One of the finest jazz and studio trombonists to make a name for himself in the ‘50s and ‘60s, Jimmy Cleveland has recorded with just about anyone who is anyone in the history of the music. To name just a few of those lucky enough to have had Cleveland on hand at various gigs or sessions, a small list would have to include Lionel Hampton, Dizzy Gillespie, James Moody, Art Farmer, and Antonio Carlos Jobim. The first of three sets that Cleveland would record for Mercury and EmArcy during the late ‘50s, Introducing Jimmy Cleveland and His All Stars is just now making its debut on compact disc as part of the limited Verve Elite Edition series.
A favorite of arranger and Mercury talent scout Quincy Jones, Cleveland assembled three different seven-piece groups that made three separate sessions in August and November of 1955. With charts provided by Jones and a healthy share of Cleveland originals, these little big bands swing with the kind of vitality and joie de vivre that marks much of the finest jazz of the ‘50s. It doesn’t hurt that the invited crew includes such name players as Max Roach, Lucky Thompson, Cecil Payne, Hank Jones, Jerome Richardson, and Oscar Pettiford. As an added bonus we get to hear just a bit more from the neglected and sadly underrecorded guitarist Barry Galbraith.
Cleveland plays throughout with the kind of nimbleness and burnished tone that would later make him such a valued studio musician. Jones’ writing is functional but undeniably catchy, especially the first incarnation of “Count ‘Em” which would later be a regular number in the Basie book. An alternate take of “Our Love Is Here To Stay” completes an alluring package which not only testifies to Cleveland’s talents but also to the great wealth of quality jazz that was being produced back in the heydays.
Track Listing: Hear Ye! Hear Ye!, You Don't Know What Love Is, Vixen, My One and Only Love, Little Beaver, Love Is Here to Stay, Count 'Em, Bone Brother, I Hadn't Anyone Till You, See Minor, Love Is Here to Stay (alternate take)
Personnel: Jimmy Cleveland(trombone), Ernie Royal(trumpet), Lucky Thompson(tenor saxophone), Jerome Richardson(tenor saxophone), Cecil Payne(baritone saxophone), John Williams(piano) Wade Legge(piano), Hank Jones(piano), Barry Galbraith(guitar), Paul Chambers(bass), Oscar Pettiford(bass), Max Roach(drums), Osie Johnson(drums), Joe Harris(drums), Quincy Jones (arranger)

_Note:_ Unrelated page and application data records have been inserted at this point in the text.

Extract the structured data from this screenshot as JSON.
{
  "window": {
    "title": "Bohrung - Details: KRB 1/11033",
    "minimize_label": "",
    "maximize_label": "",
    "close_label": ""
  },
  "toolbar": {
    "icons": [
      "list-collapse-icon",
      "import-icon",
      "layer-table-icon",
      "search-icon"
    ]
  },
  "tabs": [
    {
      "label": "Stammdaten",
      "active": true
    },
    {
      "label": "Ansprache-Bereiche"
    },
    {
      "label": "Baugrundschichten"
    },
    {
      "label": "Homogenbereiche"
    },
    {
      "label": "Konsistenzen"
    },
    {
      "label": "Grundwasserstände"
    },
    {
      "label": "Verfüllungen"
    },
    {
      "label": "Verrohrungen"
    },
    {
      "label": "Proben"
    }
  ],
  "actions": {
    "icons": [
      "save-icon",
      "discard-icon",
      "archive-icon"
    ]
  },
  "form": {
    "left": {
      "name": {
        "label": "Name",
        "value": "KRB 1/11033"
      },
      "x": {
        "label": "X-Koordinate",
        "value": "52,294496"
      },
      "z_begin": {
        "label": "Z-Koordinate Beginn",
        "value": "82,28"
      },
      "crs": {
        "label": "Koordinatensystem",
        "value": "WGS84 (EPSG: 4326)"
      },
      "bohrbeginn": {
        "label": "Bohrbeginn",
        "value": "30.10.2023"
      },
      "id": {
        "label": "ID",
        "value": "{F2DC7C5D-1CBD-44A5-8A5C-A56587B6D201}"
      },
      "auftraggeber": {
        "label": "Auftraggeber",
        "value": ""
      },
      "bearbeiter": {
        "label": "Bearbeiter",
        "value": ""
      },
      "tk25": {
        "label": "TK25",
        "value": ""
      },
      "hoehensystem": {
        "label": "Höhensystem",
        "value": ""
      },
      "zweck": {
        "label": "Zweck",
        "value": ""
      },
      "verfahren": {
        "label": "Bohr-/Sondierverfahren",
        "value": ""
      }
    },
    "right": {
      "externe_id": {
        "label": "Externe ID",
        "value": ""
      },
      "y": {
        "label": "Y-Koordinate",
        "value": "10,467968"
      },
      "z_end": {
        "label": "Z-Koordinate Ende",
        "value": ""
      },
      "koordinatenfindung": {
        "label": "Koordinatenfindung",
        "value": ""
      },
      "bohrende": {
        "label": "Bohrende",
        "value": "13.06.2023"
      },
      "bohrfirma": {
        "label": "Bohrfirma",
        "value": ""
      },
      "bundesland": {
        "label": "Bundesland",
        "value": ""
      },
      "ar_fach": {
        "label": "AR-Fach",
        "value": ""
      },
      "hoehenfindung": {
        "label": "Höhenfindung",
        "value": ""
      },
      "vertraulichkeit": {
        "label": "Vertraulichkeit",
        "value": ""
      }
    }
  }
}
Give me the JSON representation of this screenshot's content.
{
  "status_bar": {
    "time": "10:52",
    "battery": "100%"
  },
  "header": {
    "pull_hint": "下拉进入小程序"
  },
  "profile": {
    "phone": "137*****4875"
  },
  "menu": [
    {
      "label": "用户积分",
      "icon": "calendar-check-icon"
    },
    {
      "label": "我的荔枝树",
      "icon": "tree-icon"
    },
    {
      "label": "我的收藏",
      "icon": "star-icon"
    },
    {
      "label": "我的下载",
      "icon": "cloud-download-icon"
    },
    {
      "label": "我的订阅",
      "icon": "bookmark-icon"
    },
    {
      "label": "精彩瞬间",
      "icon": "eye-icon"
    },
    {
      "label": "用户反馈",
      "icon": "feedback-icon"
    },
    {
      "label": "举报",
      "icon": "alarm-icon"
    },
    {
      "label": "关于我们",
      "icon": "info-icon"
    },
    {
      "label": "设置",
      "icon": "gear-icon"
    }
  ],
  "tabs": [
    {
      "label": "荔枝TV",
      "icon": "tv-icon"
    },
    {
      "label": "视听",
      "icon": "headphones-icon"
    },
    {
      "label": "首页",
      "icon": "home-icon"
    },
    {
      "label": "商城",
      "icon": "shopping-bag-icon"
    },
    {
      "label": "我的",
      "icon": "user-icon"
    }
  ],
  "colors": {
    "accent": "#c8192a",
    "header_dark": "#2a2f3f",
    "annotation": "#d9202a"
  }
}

Jazz is for me the most important cultural revolution of the 20th century and I'm proud to
play this kind of music. For me, jazz is more than a kind of music, it's the best way of playing
any musical material.